In rural communities across the tropics, a parasitic disease called schistosomiasis that is carried by freshwater snails currently infects more than 220 million people, rivaling malaria in its prevalence. Capable of residing in an infected human for more than 30 years, the Schistosoma parasite can cause debilitating and often-fatal health complications, including liver failure, bladder cancer, and an increased risk of AIDS. An estimated 280,000 people in Africa alone die each year from the disease. Despite 50 years of medical intervention and the availability of a relatively inexpensive and effective drug, the disease has stubbornly resisted eradication efforts, largely due to the ease with which the parasite reinfects its human hosts.Read more
The Ocean Modeling Forum (OMF) is a University of Washington program run through the School of Aquatic and Fishery Sciences that aims to bring together interdisciplinary scientists, modeling experts, decision makers, and other people invested in ocean resources. The OMF helps managers frame questions, understand the strengths and limitations of different models, and learn how to incorporate models in their work.Read more
I grew up in southern California, but spent summer vacations in the Pacific Northwest. These trips convinced me that there were more desirable places to live than the urban–suburban sprawl of Los Angeles and Orange counties. I always loved fishing and science and was intrigued by what influenced the behaviour and productivity of trout—melding my interests into a career in fish biology seemed natural.Read more
The ink was drying on my PhD as Jan and I loaded three small kids into a VW van for the trip north to Seattle and our new life. Dean Doug Chapman had called me 7 months earlier to express regrets that I didn’t get the invert fishery faculty job, but said my interview went well. Two weeks later, he called again to ask if I still wanted it, choice #1 had backed out.Read more
My career in fisheries started after I finished my degree in Ecology in Brazil (State University of Sao Paulo, UNESP) and decided to change my research field from myrmecology to fisheries. Although working on ant ecology under the great Harold G. Fowler sparked my scientific curiosity and brought me joy, I soon realized that very few people in the world ate ants… Also, as an undergraduate, the quantitative ecology classes of Miguel Petrere captivated my interest.Read more
I first visited SAFS in February 2000. With a Fulbright scholarship in my pocket, I was “shopping” PhD programs in fisheries stock assessment. I felt instant chemistry with SAFS. The new building had just been inaugurated, and the atmosphere was so friendly. A stroll around the beautiful UW campus was the first of many that I would come to enjoy. There was also the U-district, where brilliant minds from the four corners of the world come to share their experiences.Read more
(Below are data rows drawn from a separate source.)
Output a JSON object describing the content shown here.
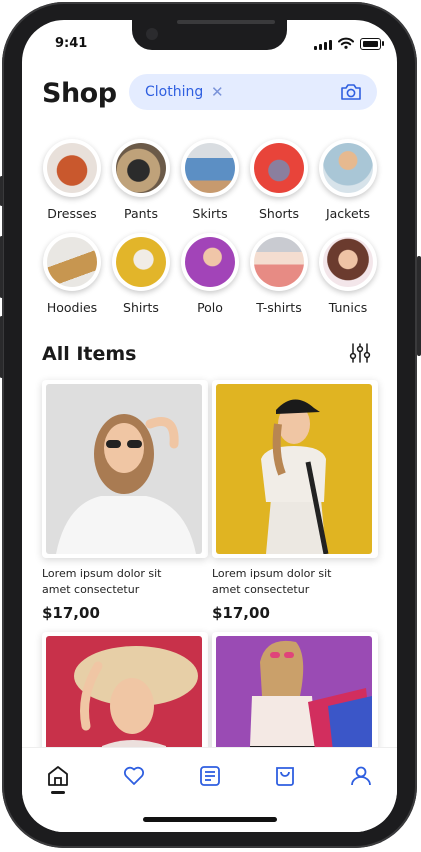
{
  "status": {
    "time": "9:41"
  },
  "header": {
    "title": "Shop"
  },
  "search": {
    "chip_label": "Clothing",
    "clear_icon": "close-icon",
    "camera_icon": "camera-icon"
  },
  "categories": [
    {
      "label": "Dresses",
      "photo": "handbag"
    },
    {
      "label": "Pants",
      "photo": "watch"
    },
    {
      "label": "Skirts",
      "photo": "man-denim"
    },
    {
      "label": "Shorts",
      "photo": "sneaker"
    },
    {
      "label": "Jackets",
      "photo": "woman-bra"
    },
    {
      "label": "Hoodies",
      "photo": "boot"
    },
    {
      "label": "Shirts",
      "photo": "woman-yellow"
    },
    {
      "label": "Polo",
      "photo": "woman-purple"
    },
    {
      "label": "T-shirts",
      "photo": "woman-pink-skirt"
    },
    {
      "label": "Tunics",
      "photo": "woman-smiling"
    }
  ],
  "items_section": {
    "title": "All Items",
    "filter_icon": "sliders-icon"
  },
  "products": [
    {
      "title_line1": "Lorem ipsum dolor sit",
      "title_line2": "amet consectetur",
      "price": "$17,00",
      "bg": "#dedede"
    },
    {
      "title_line1": "Lorem ipsum dolor sit",
      "title_line2": "amet consectetur",
      "price": "$17,00",
      "bg": "#e0b422"
    },
    {
      "bg": "#c8314a"
    },
    {
      "bg": "#9a4bb4"
    }
  ],
  "tabbar": {
    "active": "home",
    "items": [
      "home-icon",
      "heart-icon",
      "orders-icon",
      "bag-icon",
      "profile-icon"
    ]
  }
}
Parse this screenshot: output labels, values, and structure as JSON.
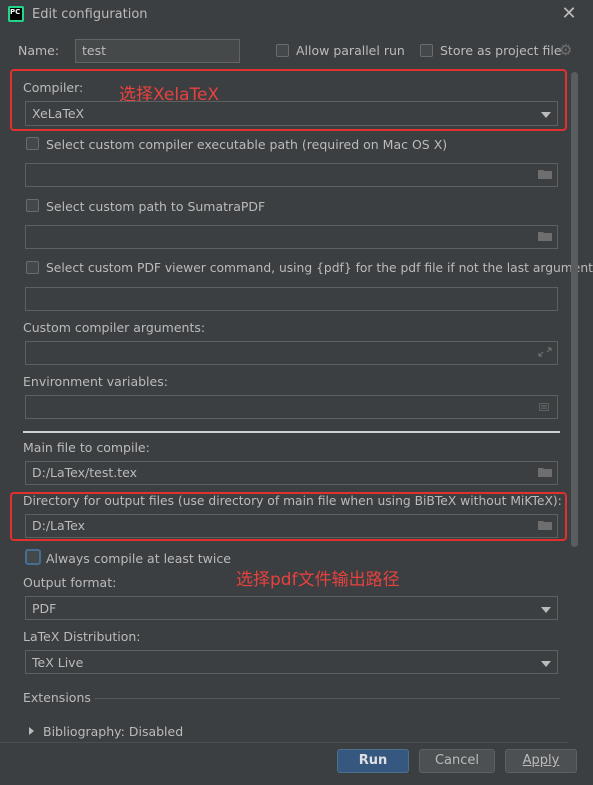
{
  "window": {
    "title": "Edit configuration",
    "app_icon_text": "PC"
  },
  "header": {
    "name_label": "Name:",
    "name_value": "test",
    "allow_parallel_label": "Allow parallel run",
    "store_project_label": "Store as project file"
  },
  "compiler": {
    "label": "Compiler:",
    "value": "XeLaTeX",
    "note": "选择XelaTeX"
  },
  "custom_compiler_path": {
    "label": "Select custom compiler executable path (required on Mac OS X)",
    "value": ""
  },
  "sumatra": {
    "label": "Select custom path to SumatraPDF",
    "value": ""
  },
  "pdf_viewer": {
    "label": "Select custom PDF viewer command, using {pdf} for the pdf file if not the last argument",
    "value": ""
  },
  "compiler_args": {
    "label": "Custom compiler arguments:",
    "value": ""
  },
  "env_vars": {
    "label": "Environment variables:",
    "value": ""
  },
  "main_file": {
    "label": "Main file to compile:",
    "value": "D:/LaTex/test.tex"
  },
  "output_dir": {
    "label": "Directory for output files (use directory of main file when using BiBTeX without MiKTeX):",
    "value": "D:/LaTex",
    "note": "选择pdf文件输出路径"
  },
  "compile_twice": {
    "label": "Always compile at least twice"
  },
  "output_format": {
    "label": "Output format:",
    "value": "PDF"
  },
  "distribution": {
    "label": "LaTeX Distribution:",
    "value": "TeX Live"
  },
  "extensions": {
    "label": "Extensions",
    "bibliography": "Bibliography: Disabled"
  },
  "buttons": {
    "run": "Run",
    "cancel": "Cancel",
    "apply": "Apply"
  },
  "colors": {
    "background": "#3c3f41",
    "annotation": "#e0312f",
    "primary_button": "#365880"
  }
}
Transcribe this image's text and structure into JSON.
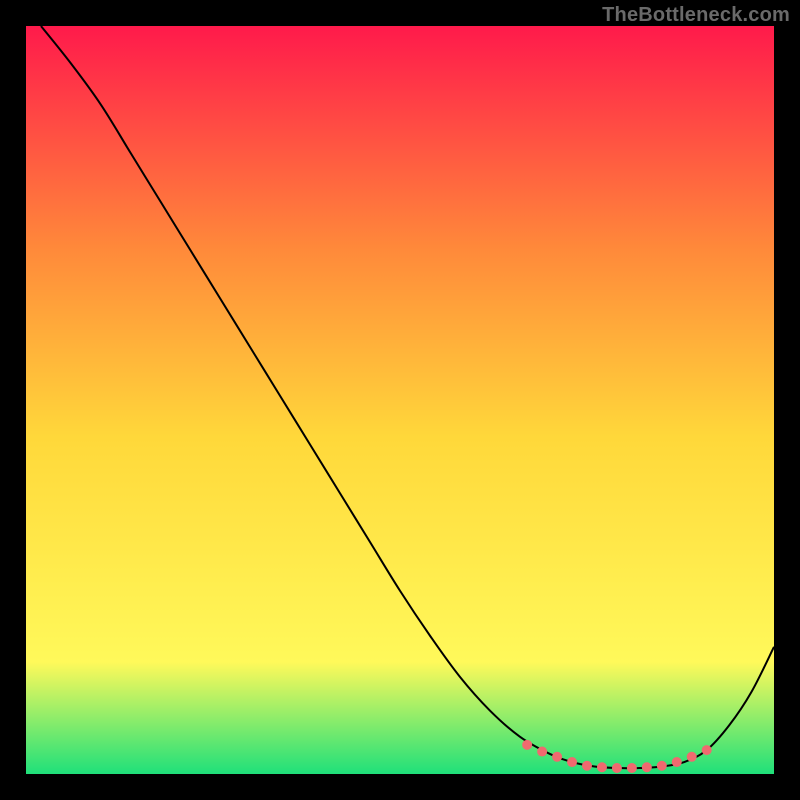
{
  "watermark": "TheBottleneck.com",
  "chart_data": {
    "type": "line",
    "title": "",
    "xlabel": "",
    "ylabel": "",
    "xlim": [
      0,
      100
    ],
    "ylim": [
      0,
      100
    ],
    "grid": false,
    "legend": false,
    "background_gradient": {
      "top": "#ff1a4b",
      "mid_upper": "#ff8a3a",
      "mid": "#ffd83a",
      "mid_lower": "#fff95a",
      "bottom": "#1fe07a"
    },
    "series": [
      {
        "name": "bottleneck-curve",
        "stroke": "#000000",
        "stroke_width": 2,
        "x": [
          2,
          6,
          10,
          14,
          18,
          22,
          26,
          30,
          34,
          38,
          42,
          46,
          50,
          54,
          58,
          62,
          66,
          70,
          73,
          76,
          79,
          82,
          85,
          88,
          91,
          94,
          97,
          100
        ],
        "y": [
          100,
          95,
          89.5,
          83,
          76.5,
          70,
          63.5,
          57,
          50.5,
          44,
          37.5,
          31,
          24.5,
          18.5,
          13,
          8.5,
          5,
          2.7,
          1.6,
          1.0,
          0.8,
          0.8,
          1.0,
          1.6,
          3.2,
          6.5,
          11,
          17
        ]
      }
    ],
    "markers": {
      "name": "trough-dots",
      "color": "#ef6a6f",
      "radius": 5,
      "x": [
        67,
        69,
        71,
        73,
        75,
        77,
        79,
        81,
        83,
        85,
        87,
        89,
        91
      ],
      "y": [
        3.9,
        3.0,
        2.3,
        1.6,
        1.1,
        0.9,
        0.8,
        0.8,
        0.9,
        1.1,
        1.6,
        2.3,
        3.2
      ]
    }
  }
}
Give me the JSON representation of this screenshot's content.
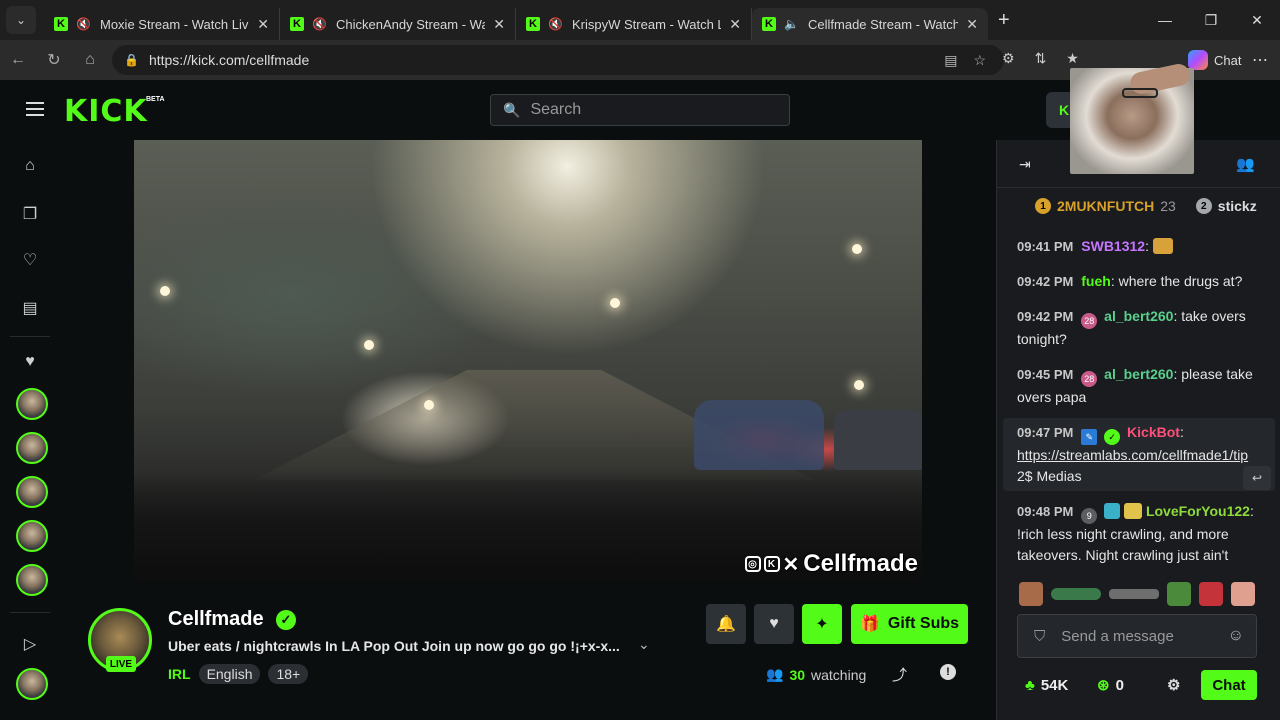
{
  "browser": {
    "tabs": [
      {
        "title": "Moxie Stream - Watch Live on",
        "active": false
      },
      {
        "title": "ChickenAndy Stream - Watch",
        "active": false
      },
      {
        "title": "KrispyW Stream - Watch Live",
        "active": false
      },
      {
        "title": "Cellfmade Stream - Watch Live",
        "active": true
      }
    ],
    "url": "https://kick.com/cellfmade",
    "chat_label": "Chat"
  },
  "header": {
    "logo": "KICK",
    "beta": "BETA",
    "search_placeholder": "Search"
  },
  "video": {
    "overlay_name": "Cellfmade"
  },
  "stream": {
    "name": "Cellfmade",
    "live_label": "LIVE",
    "title": "Uber eats / nightcrawls In LA Pop Out Join up now go go go !¡+x-x...",
    "category": "IRL",
    "tags": [
      "English",
      "18+"
    ],
    "gift_label": "Gift Subs",
    "viewers": "30",
    "watching_label": "watching"
  },
  "chat": {
    "pinned": [
      {
        "rank": "1",
        "name": "2MUKNFUTCH",
        "count": "23"
      },
      {
        "rank": "2",
        "name": "stickz"
      }
    ],
    "messages": [
      {
        "time": "09:41 PM",
        "user": "SWB1312",
        "text": "",
        "color": "#c676ff"
      },
      {
        "time": "09:42 PM",
        "user": "fueh",
        "text": "where the drugs at?",
        "color": "#53fc18"
      },
      {
        "time": "09:42 PM",
        "badge": "28",
        "user": "al_bert260",
        "text": "take overs tonight?",
        "color": "#5ad08c"
      },
      {
        "time": "09:45 PM",
        "badge": "28",
        "user": "al_bert260",
        "text": "please take overs papa",
        "color": "#5ad08c"
      },
      {
        "time": "09:47 PM",
        "user": "KickBot",
        "link": "https://streamlabs.com/cellfmade1/tip",
        "text": "2$ Medias",
        "color": "#ff4f7a"
      },
      {
        "time": "09:48 PM",
        "badge": "9",
        "user": "LoveForYou122",
        "text": "!rich less night crawling, and more takeovers. Night crawling just ain't",
        "color": "#8fdc3a"
      }
    ],
    "input_placeholder": "Send a message",
    "kicks": "54K",
    "points": "0",
    "send_label": "Chat"
  },
  "colors": {
    "brand": "#53fc18",
    "background": "#0b0e0f",
    "chat_bg": "#191b1f"
  }
}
Even as a kid growing up in the eastern Washington desert, I had a fascination with water. I tell my friends that I was the first kid to fall in the mud puddle in the spring and the last to crawl out in the fall. Maybe it traces back to grade school in Annapolis where my Dad taught at the Naval Academy and I spent a lot of time along the Chesapeake Bay.Read more
I joined SAFS (then called the College of Fisheries) in summer 1974 as a fisheries biologist after completing my MA degree research at California State University, Long Beach. I was accepted into the PhD program in 1976, under Ken Chew. Ken had a project that involved understanding the effects of the five sewage discharges on the shallow water biota in central Puget Sound, and he needed someone to work on the seaweeds.Read more
When I think of SAFS, the first words that come to mind are friendship, resilience, and collaboration— all of which I was very lucky to gain as a graduate student in SAFS, and still carry with me. The journey to SAFS was one of many detours, a few dead ends, persistence (or perhaps stubbornness?), and serendipity. My love for aquatic systems, invertebrates, plants, and the outdoors in general began as a kid visiting lakes outside Bogotá (Colombia) with my family.Read more
My interest in fish and marine mammals started young. While other kids were memorizing baseball card statistics or the pathways on Super Mario and Zelda, I was memorizing fish identification books. My interest was driven by the fact that my father was a fisheries and marine mammal biologist, and I was fascinated with fishing and fish in general.
During my childhood, I had many opportunities for my love of fish and marine mammals to grow.